> SUPPLIED MATERIAL:
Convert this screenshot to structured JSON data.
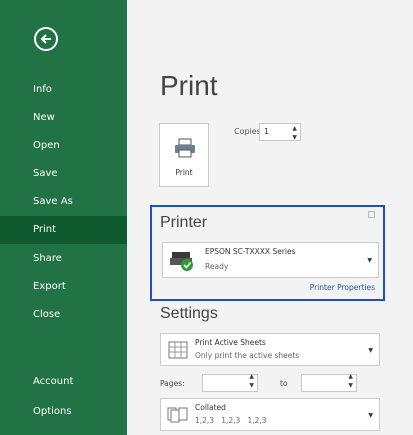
{
  "sidebar": {
    "items": [
      "Info",
      "New",
      "Open",
      "Save",
      "Save As",
      "Print",
      "Share",
      "Export",
      "Close",
      "Account",
      "Options"
    ],
    "active": "Print"
  },
  "main": {
    "title": "Print",
    "print_button_label": "Print",
    "copies_label": "Copies:",
    "copies_value": "1",
    "printer": {
      "section_title": "Printer",
      "name": "EPSON SC-TXXXX Series",
      "status": "Ready",
      "properties_link": "Printer Properties"
    },
    "settings": {
      "section_title": "Settings",
      "scope_main": "Print Active Sheets",
      "scope_sub": "Only print the active sheets",
      "pages_label": "Pages:",
      "to_label": "to",
      "collate_main": "Collated",
      "collate_sub": "1,2,3   1,2,3   1,2,3"
    }
  },
  "colors": {
    "sidebar": "#217346",
    "active": "#0f5a2e",
    "focus": "#1f4fcf",
    "link": "#1e5aa8"
  }
}
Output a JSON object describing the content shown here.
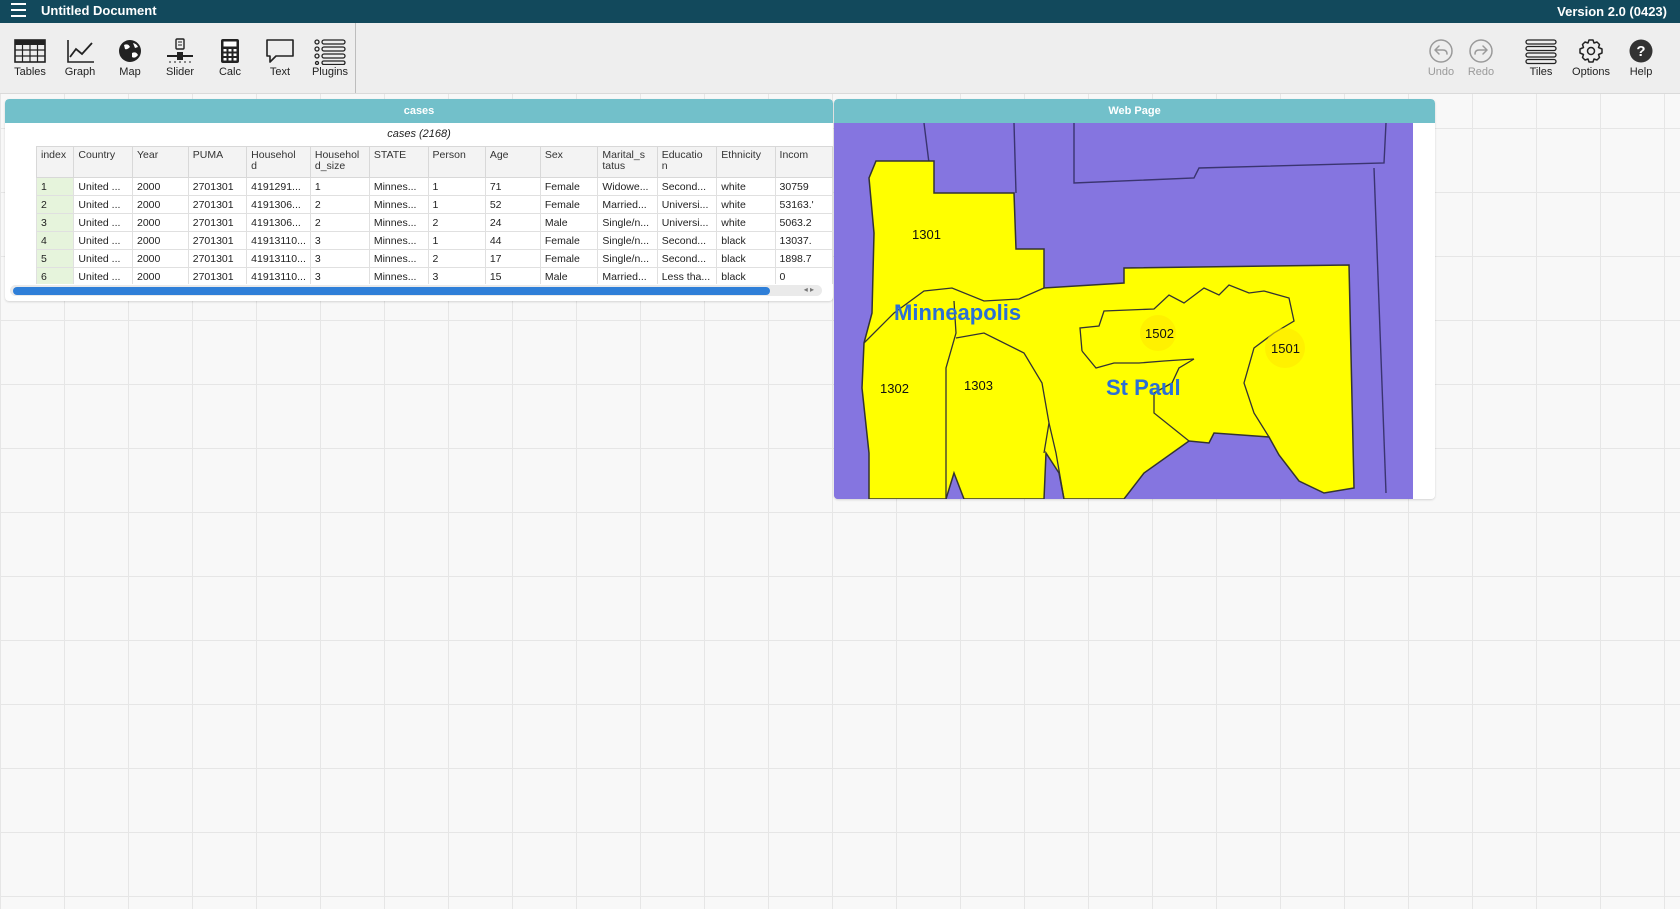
{
  "app": {
    "doc_title": "Untitled Document",
    "version": "Version 2.0 (0423)"
  },
  "toolbar": {
    "left": [
      {
        "label": "Tables",
        "icon": "table-icon"
      },
      {
        "label": "Graph",
        "icon": "graph-icon"
      },
      {
        "label": "Map",
        "icon": "globe-icon"
      },
      {
        "label": "Slider",
        "icon": "slider-icon"
      },
      {
        "label": "Calc",
        "icon": "calculator-icon"
      },
      {
        "label": "Text",
        "icon": "speech-bubble-icon"
      },
      {
        "label": "Plugins",
        "icon": "plugins-icon"
      }
    ],
    "right": [
      {
        "label": "Undo",
        "icon": "undo-icon",
        "disabled": true
      },
      {
        "label": "Redo",
        "icon": "redo-icon",
        "disabled": true
      },
      {
        "label": "Tiles",
        "icon": "tiles-icon",
        "disabled": false
      },
      {
        "label": "Options",
        "icon": "gear-icon",
        "disabled": false
      },
      {
        "label": "Help",
        "icon": "help-icon",
        "disabled": false
      }
    ]
  },
  "cases_tile": {
    "title": "cases",
    "caption": "cases (2168)",
    "columns": [
      "index",
      "Country",
      "Year",
      "PUMA",
      "Househol\nd",
      "Househol\nd_size",
      "STATE",
      "Person",
      "Age",
      "Sex",
      "Marital_s\ntatus",
      "Educatio\nn",
      "Ethnicity",
      "Incom"
    ],
    "rows": [
      [
        "1",
        "United ...",
        "2000",
        "2701301",
        "4191291...",
        "1",
        "Minnes...",
        "1",
        "71",
        "Female",
        "Widowe...",
        "Second...",
        "white",
        "30759"
      ],
      [
        "2",
        "United ...",
        "2000",
        "2701301",
        "4191306...",
        "2",
        "Minnes...",
        "1",
        "52",
        "Female",
        "Married...",
        "Universi...",
        "white",
        "53163.'"
      ],
      [
        "3",
        "United ...",
        "2000",
        "2701301",
        "4191306...",
        "2",
        "Minnes...",
        "2",
        "24",
        "Male",
        "Single/n...",
        "Universi...",
        "white",
        "5063.2"
      ],
      [
        "4",
        "United ...",
        "2000",
        "2701301",
        "41913110...",
        "3",
        "Minnes...",
        "1",
        "44",
        "Female",
        "Single/n...",
        "Second...",
        "black",
        "13037."
      ],
      [
        "5",
        "United ...",
        "2000",
        "2701301",
        "41913110...",
        "3",
        "Minnes...",
        "2",
        "17",
        "Female",
        "Single/n...",
        "Second...",
        "black",
        "1898.7"
      ],
      [
        "6",
        "United ...",
        "2000",
        "2701301",
        "41913110...",
        "3",
        "Minnes...",
        "3",
        "15",
        "Male",
        "Married...",
        "Less tha...",
        "black",
        "0"
      ]
    ]
  },
  "web_tile": {
    "title": "Web Page",
    "map_labels": {
      "minneapolis": "Minneapolis",
      "st_paul": "St Paul",
      "p1301": "1301",
      "p1302": "1302",
      "p1303": "1303",
      "p1501": "1501",
      "p1502": "1502"
    },
    "colors": {
      "water": "#8575e0",
      "district": "#ffff00",
      "city_label": "#2a6fd6"
    }
  }
}
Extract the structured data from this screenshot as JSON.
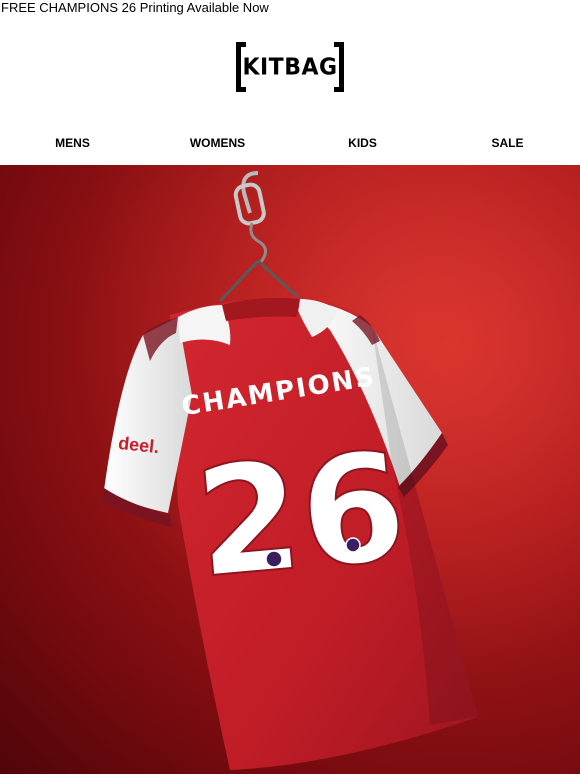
{
  "preheader": {
    "text": "FREE CHAMPIONS 26 Printing Available Now"
  },
  "brand": {
    "logo_text": "KITBAG"
  },
  "nav": {
    "items": [
      {
        "label": "MENS"
      },
      {
        "label": "WOMENS"
      },
      {
        "label": "KIDS"
      },
      {
        "label": "SALE"
      }
    ]
  },
  "hero": {
    "shirt_name": "CHAMPIONS",
    "shirt_number": "26",
    "sponsor": "deel."
  },
  "colors": {
    "shirt_red": "#c8202a",
    "sleeve_white": "#f2f2f2",
    "trim_maroon": "#7a1420",
    "background_red": "#a3151a"
  }
}
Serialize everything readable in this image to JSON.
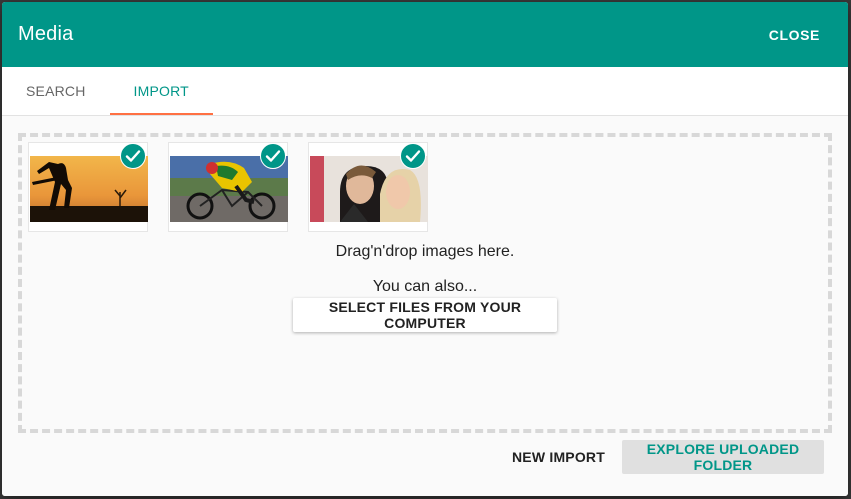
{
  "dialog": {
    "title": "Media",
    "close_label": "CLOSE"
  },
  "tabs": [
    {
      "label": "SEARCH",
      "active": false
    },
    {
      "label": "IMPORT",
      "active": true
    }
  ],
  "dropzone": {
    "thumbnails": [
      {
        "icon": "check-icon",
        "subject": "cricket-silhouette-sunset",
        "selected": true
      },
      {
        "icon": "check-icon",
        "subject": "cyclist-racing",
        "selected": true
      },
      {
        "icon": "check-icon",
        "subject": "couple-portrait",
        "selected": true
      }
    ],
    "drop_text": "Drag'n'drop images here.",
    "also_text": "You can also...",
    "select_button": "SELECT FILES FROM YOUR COMPUTER"
  },
  "footer": {
    "new_import": "NEW IMPORT",
    "explore": "EXPLORE UPLOADED FOLDER"
  },
  "colors": {
    "primary": "#009688",
    "tab_indicator": "#ff7043"
  }
}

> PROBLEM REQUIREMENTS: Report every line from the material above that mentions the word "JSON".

> ANSWER TO THIS TASK:
Convert this screenshot to structured JSON data.
Output a JSON object describing the content shown here.
Extract the structured data from this screenshot as JSON.
Serialize everything readable in this image to JSON.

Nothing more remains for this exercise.